WHAT YOU WILL DO: Please reproduce every record, keeping each one exactly as written.

-- THE DATA follows --

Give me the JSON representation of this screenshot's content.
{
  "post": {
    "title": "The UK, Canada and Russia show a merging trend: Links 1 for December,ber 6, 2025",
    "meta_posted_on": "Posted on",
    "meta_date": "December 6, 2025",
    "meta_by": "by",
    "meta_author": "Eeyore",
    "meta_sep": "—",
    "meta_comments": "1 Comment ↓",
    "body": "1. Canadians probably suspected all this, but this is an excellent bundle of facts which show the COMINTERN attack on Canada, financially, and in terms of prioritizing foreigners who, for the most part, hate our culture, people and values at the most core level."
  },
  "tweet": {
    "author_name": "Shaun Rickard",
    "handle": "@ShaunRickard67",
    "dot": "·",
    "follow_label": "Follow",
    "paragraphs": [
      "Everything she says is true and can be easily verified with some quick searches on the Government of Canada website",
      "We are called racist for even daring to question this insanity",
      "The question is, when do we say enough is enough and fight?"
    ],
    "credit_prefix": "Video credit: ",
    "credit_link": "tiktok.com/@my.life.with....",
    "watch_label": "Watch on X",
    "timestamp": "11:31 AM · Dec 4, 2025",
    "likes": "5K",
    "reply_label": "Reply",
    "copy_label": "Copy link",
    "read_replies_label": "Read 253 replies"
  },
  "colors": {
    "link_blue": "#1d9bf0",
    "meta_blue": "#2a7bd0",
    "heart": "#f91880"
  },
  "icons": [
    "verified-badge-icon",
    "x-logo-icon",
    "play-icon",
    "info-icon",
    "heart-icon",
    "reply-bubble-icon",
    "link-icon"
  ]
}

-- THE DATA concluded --

RESPONSE BOX:
Give me the JSON representation of this screenshot's content.
{
  "post": {
    "title": "The UK, Canada and Russia show a merging trend: Links 1 for December,ber 6, 2025",
    "meta_posted_on": "Posted on",
    "meta_date": "December 6, 2025",
    "meta_by": "by",
    "meta_author": "Eeyore",
    "meta_sep": "—",
    "meta_comments": "1 Comment ↓",
    "body": "1. Canadians probably suspected all this, but this is an excellent bundle of facts which show the COMINTERN attack on Canada, financially, and in terms of prioritizing foreigners who, for the most part, hate our culture, people and values at the most core level."
  },
  "tweet": {
    "author_name": "Shaun Rickard",
    "handle": "@ShaunRickard67",
    "dot": "·",
    "follow_label": "Follow",
    "paragraphs": [
      "Everything she says is true and can be easily verified with some quick searches on the Government of Canada website",
      "We are called racist for even daring to question this insanity",
      "The question is, when do we say enough is enough and fight?"
    ],
    "credit_prefix": "Video credit: ",
    "credit_link": "tiktok.com/@my.life.with....",
    "watch_label": "Watch on X",
    "timestamp": "11:31 AM · Dec 4, 2025",
    "likes": "5K",
    "reply_label": "Reply",
    "copy_label": "Copy link",
    "read_replies_label": "Read 253 replies"
  },
  "colors": {
    "link_blue": "#1d9bf0",
    "meta_blue": "#2a7bd0",
    "heart": "#f91880"
  },
  "icons": [
    "verified-badge-icon",
    "x-logo-icon",
    "play-icon",
    "info-icon",
    "heart-icon",
    "reply-bubble-icon",
    "link-icon"
  ]
}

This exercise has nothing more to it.